* [DIRECTIONS FOR THIS TASK]: Could you give the data that follows again exactly, without its pictures?

________________

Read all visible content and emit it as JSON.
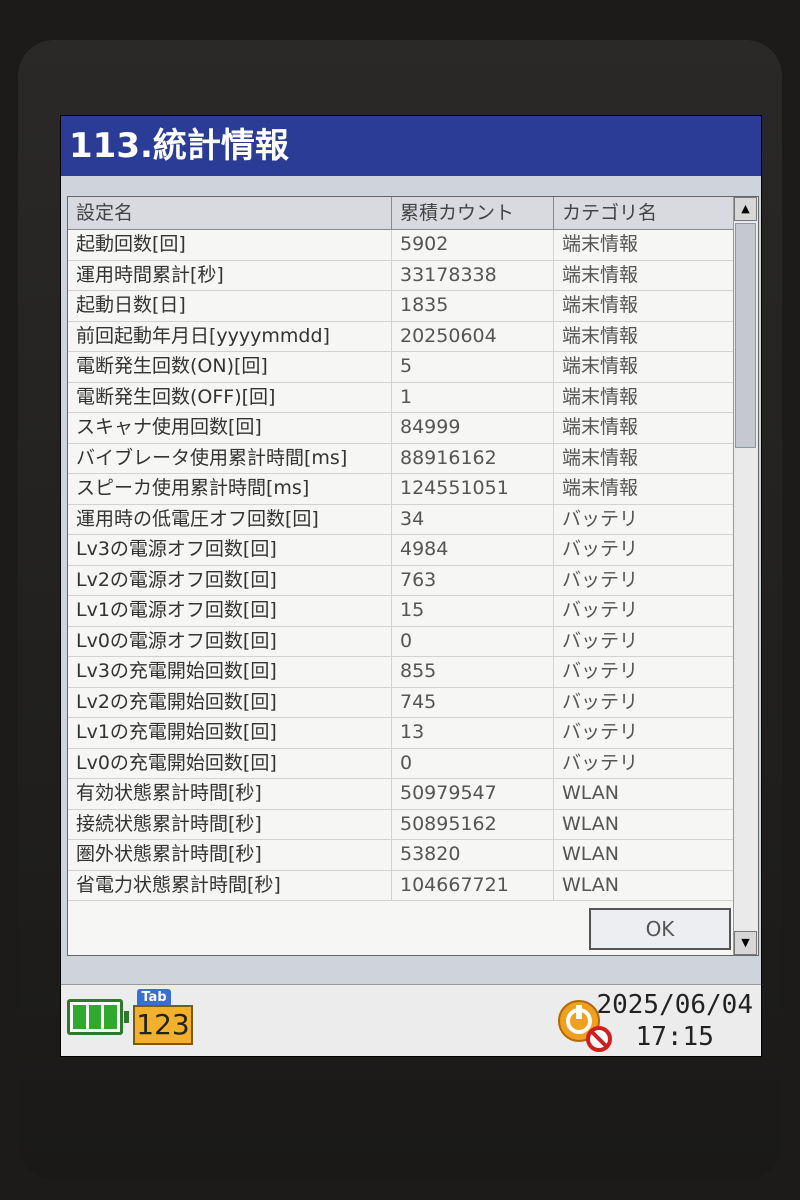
{
  "title": "113.統計情報",
  "table": {
    "headers": [
      "設定名",
      "累積カウント",
      "カテゴリ名"
    ],
    "rows": [
      [
        "起動回数[回]",
        "5902",
        "端末情報"
      ],
      [
        "運用時間累計[秒]",
        "33178338",
        "端末情報"
      ],
      [
        "起動日数[日]",
        "1835",
        "端末情報"
      ],
      [
        "前回起動年月日[yyyymmdd]",
        "20250604",
        "端末情報"
      ],
      [
        "電断発生回数(ON)[回]",
        "5",
        "端末情報"
      ],
      [
        "電断発生回数(OFF)[回]",
        "1",
        "端末情報"
      ],
      [
        "スキャナ使用回数[回]",
        "84999",
        "端末情報"
      ],
      [
        "バイブレータ使用累計時間[ms]",
        "88916162",
        "端末情報"
      ],
      [
        "スピーカ使用累計時間[ms]",
        "124551051",
        "端末情報"
      ],
      [
        "運用時の低電圧オフ回数[回]",
        "34",
        "バッテリ"
      ],
      [
        "Lv3の電源オフ回数[回]",
        "4984",
        "バッテリ"
      ],
      [
        "Lv2の電源オフ回数[回]",
        "763",
        "バッテリ"
      ],
      [
        "Lv1の電源オフ回数[回]",
        "15",
        "バッテリ"
      ],
      [
        "Lv0の電源オフ回数[回]",
        "0",
        "バッテリ"
      ],
      [
        "Lv3の充電開始回数[回]",
        "855",
        "バッテリ"
      ],
      [
        "Lv2の充電開始回数[回]",
        "745",
        "バッテリ"
      ],
      [
        "Lv1の充電開始回数[回]",
        "13",
        "バッテリ"
      ],
      [
        "Lv0の充電開始回数[回]",
        "0",
        "バッテリ"
      ],
      [
        "有効状態累計時間[秒]",
        "50979547",
        "WLAN"
      ],
      [
        "接続状態累計時間[秒]",
        "50895162",
        "WLAN"
      ],
      [
        "圏外状態累計時間[秒]",
        "53820",
        "WLAN"
      ],
      [
        "省電力状態累計時間[秒]",
        "104667721",
        "WLAN"
      ]
    ]
  },
  "ok_label": "OK",
  "taskbar": {
    "tab_label": "Tab",
    "input_mode": "123",
    "date": "2025/06/04",
    "time": "17:15",
    "battery_icon": "battery-full-icon",
    "power_icon": "power-disabled-icon"
  },
  "colors": {
    "title_bar": "#2b3c96",
    "screen_bg": "#cfd3db",
    "battery": "#2faa2f",
    "input_mode_bg": "#f2b12c"
  }
}
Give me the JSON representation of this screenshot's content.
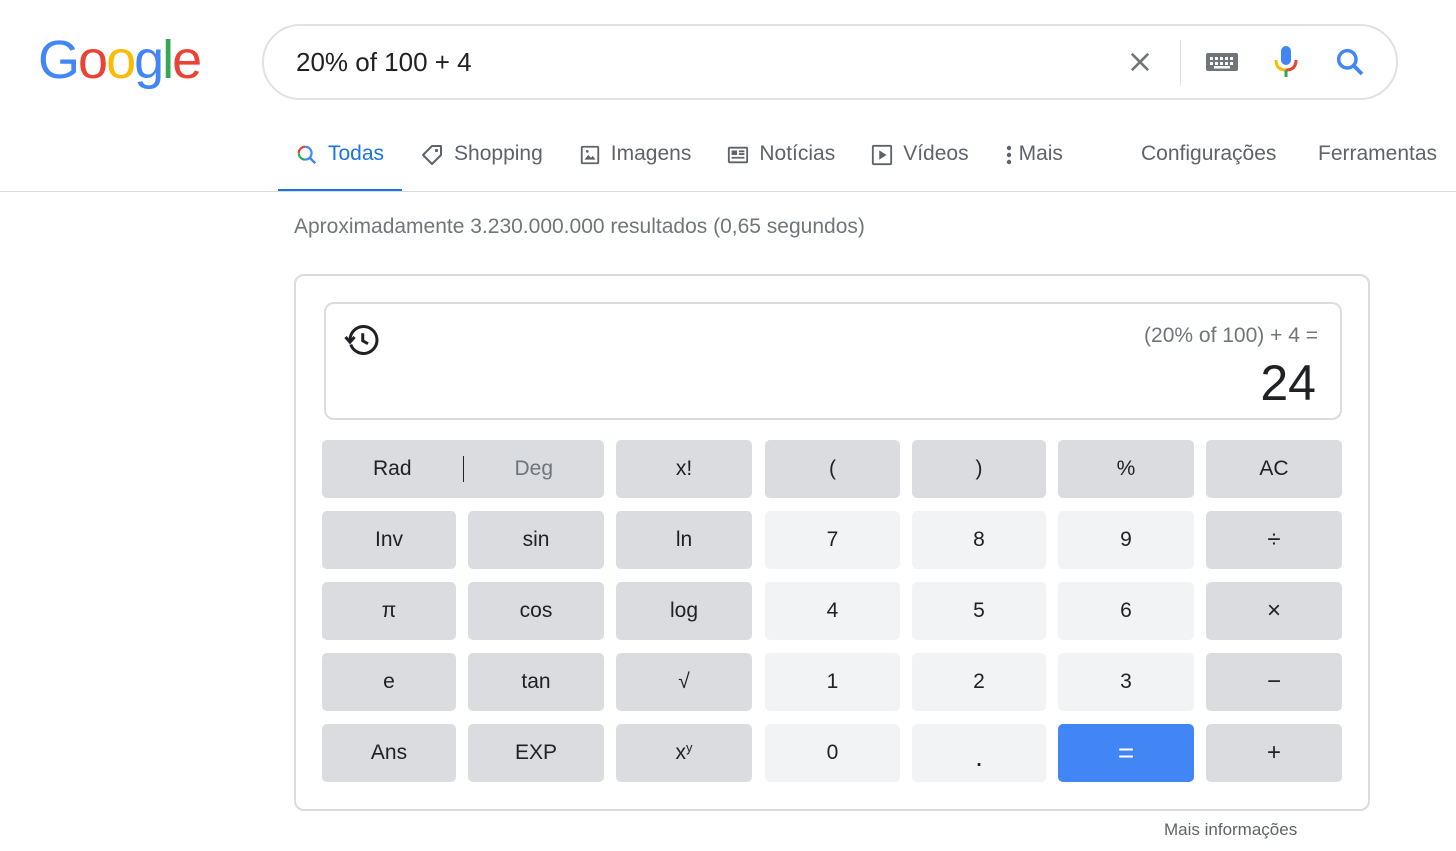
{
  "logo": {
    "letters": [
      "G",
      "o",
      "o",
      "g",
      "l",
      "e"
    ],
    "colors": [
      "#4285f4",
      "#ea4335",
      "#fbbc05",
      "#4285f4",
      "#34a853",
      "#ea4335"
    ]
  },
  "search": {
    "query": "20% of 100 + 4",
    "placeholder": ""
  },
  "tabs": [
    {
      "label": "Todas",
      "icon": "search-icon",
      "active": true
    },
    {
      "label": "Shopping",
      "icon": "tag-icon"
    },
    {
      "label": "Imagens",
      "icon": "image-icon"
    },
    {
      "label": "Notícias",
      "icon": "newspaper-icon"
    },
    {
      "label": "Vídeos",
      "icon": "play-icon"
    },
    {
      "label": "Mais",
      "icon": "more-vert-icon"
    }
  ],
  "tools": {
    "settings": "Configurações",
    "tools": "Ferramentas"
  },
  "results_count": "Aproximadamente 3.230.000.000 resultados (0,65 segundos)",
  "calculator": {
    "expression": "(20% of 100) + 4 =",
    "result": "24",
    "rad": "Rad",
    "deg": "Deg",
    "keys": {
      "fact": "x!",
      "lparen": "(",
      "rparen": ")",
      "percent": "%",
      "ac": "AC",
      "inv": "Inv",
      "sin": "sin",
      "ln": "ln",
      "k7": "7",
      "k8": "8",
      "k9": "9",
      "div": "÷",
      "pi": "π",
      "cos": "cos",
      "log": "log",
      "k4": "4",
      "k5": "5",
      "k6": "6",
      "mul": "×",
      "e": "e",
      "tan": "tan",
      "sqrt": "√",
      "k1": "1",
      "k2": "2",
      "k3": "3",
      "minus": "−",
      "ans": "Ans",
      "exp": "EXP",
      "pow_base": "x",
      "pow_exp": "y",
      "k0": "0",
      "dot": ".",
      "eq": "=",
      "plus": "+"
    }
  },
  "more_info": "Mais informações",
  "colors": {
    "accent": "#1a73e8",
    "equals": "#4285f4"
  }
}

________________

* [RESULT FOR THIS EXERCISE]:
Read all visible content and emit it as JSON.
{
  "title": "113.統計情報",
  "table": {
    "headers": [
      "設定名",
      "累積カウント",
      "カテゴリ名"
    ],
    "rows": [
      [
        "起動回数[回]",
        "5902",
        "端末情報"
      ],
      [
        "運用時間累計[秒]",
        "33178338",
        "端末情報"
      ],
      [
        "起動日数[日]",
        "1835",
        "端末情報"
      ],
      [
        "前回起動年月日[yyyymmdd]",
        "20250604",
        "端末情報"
      ],
      [
        "電断発生回数(ON)[回]",
        "5",
        "端末情報"
      ],
      [
        "電断発生回数(OFF)[回]",
        "1",
        "端末情報"
      ],
      [
        "スキャナ使用回数[回]",
        "84999",
        "端末情報"
      ],
      [
        "バイブレータ使用累計時間[ms]",
        "88916162",
        "端末情報"
      ],
      [
        "スピーカ使用累計時間[ms]",
        "124551051",
        "端末情報"
      ],
      [
        "運用時の低電圧オフ回数[回]",
        "34",
        "バッテリ"
      ],
      [
        "Lv3の電源オフ回数[回]",
        "4984",
        "バッテリ"
      ],
      [
        "Lv2の電源オフ回数[回]",
        "763",
        "バッテリ"
      ],
      [
        "Lv1の電源オフ回数[回]",
        "15",
        "バッテリ"
      ],
      [
        "Lv0の電源オフ回数[回]",
        "0",
        "バッテリ"
      ],
      [
        "Lv3の充電開始回数[回]",
        "855",
        "バッテリ"
      ],
      [
        "Lv2の充電開始回数[回]",
        "745",
        "バッテリ"
      ],
      [
        "Lv1の充電開始回数[回]",
        "13",
        "バッテリ"
      ],
      [
        "Lv0の充電開始回数[回]",
        "0",
        "バッテリ"
      ],
      [
        "有効状態累計時間[秒]",
        "50979547",
        "WLAN"
      ],
      [
        "接続状態累計時間[秒]",
        "50895162",
        "WLAN"
      ],
      [
        "圏外状態累計時間[秒]",
        "53820",
        "WLAN"
      ],
      [
        "省電力状態累計時間[秒]",
        "104667721",
        "WLAN"
      ]
    ]
  },
  "ok_label": "OK",
  "taskbar": {
    "tab_label": "Tab",
    "input_mode": "123",
    "date": "2025/06/04",
    "time": "17:15",
    "battery_icon": "battery-full-icon",
    "power_icon": "power-disabled-icon"
  },
  "colors": {
    "title_bar": "#2b3c96",
    "screen_bg": "#cfd3db",
    "battery": "#2faa2f",
    "input_mode_bg": "#f2b12c"
  }
}
Give me the JSON representation of this screenshot's content.
{
  "logo": {
    "letters": [
      "G",
      "o",
      "o",
      "g",
      "l",
      "e"
    ],
    "colors": [
      "#4285f4",
      "#ea4335",
      "#fbbc05",
      "#4285f4",
      "#34a853",
      "#ea4335"
    ]
  },
  "search": {
    "query": "20% of 100 + 4",
    "placeholder": ""
  },
  "tabs": [
    {
      "label": "Todas",
      "icon": "search-icon",
      "active": true
    },
    {
      "label": "Shopping",
      "icon": "tag-icon"
    },
    {
      "label": "Imagens",
      "icon": "image-icon"
    },
    {
      "label": "Notícias",
      "icon": "newspaper-icon"
    },
    {
      "label": "Vídeos",
      "icon": "play-icon"
    },
    {
      "label": "Mais",
      "icon": "more-vert-icon"
    }
  ],
  "tools": {
    "settings": "Configurações",
    "tools": "Ferramentas"
  },
  "results_count": "Aproximadamente 3.230.000.000 resultados (0,65 segundos)",
  "calculator": {
    "expression": "(20% of 100) + 4 =",
    "result": "24",
    "rad": "Rad",
    "deg": "Deg",
    "keys": {
      "fact": "x!",
      "lparen": "(",
      "rparen": ")",
      "percent": "%",
      "ac": "AC",
      "inv": "Inv",
      "sin": "sin",
      "ln": "ln",
      "k7": "7",
      "k8": "8",
      "k9": "9",
      "div": "÷",
      "pi": "π",
      "cos": "cos",
      "log": "log",
      "k4": "4",
      "k5": "5",
      "k6": "6",
      "mul": "×",
      "e": "e",
      "tan": "tan",
      "sqrt": "√",
      "k1": "1",
      "k2": "2",
      "k3": "3",
      "minus": "−",
      "ans": "Ans",
      "exp": "EXP",
      "pow_base": "x",
      "pow_exp": "y",
      "k0": "0",
      "dot": ".",
      "eq": "=",
      "plus": "+"
    }
  },
  "more_info": "Mais informações",
  "colors": {
    "accent": "#1a73e8",
    "equals": "#4285f4"
  }
}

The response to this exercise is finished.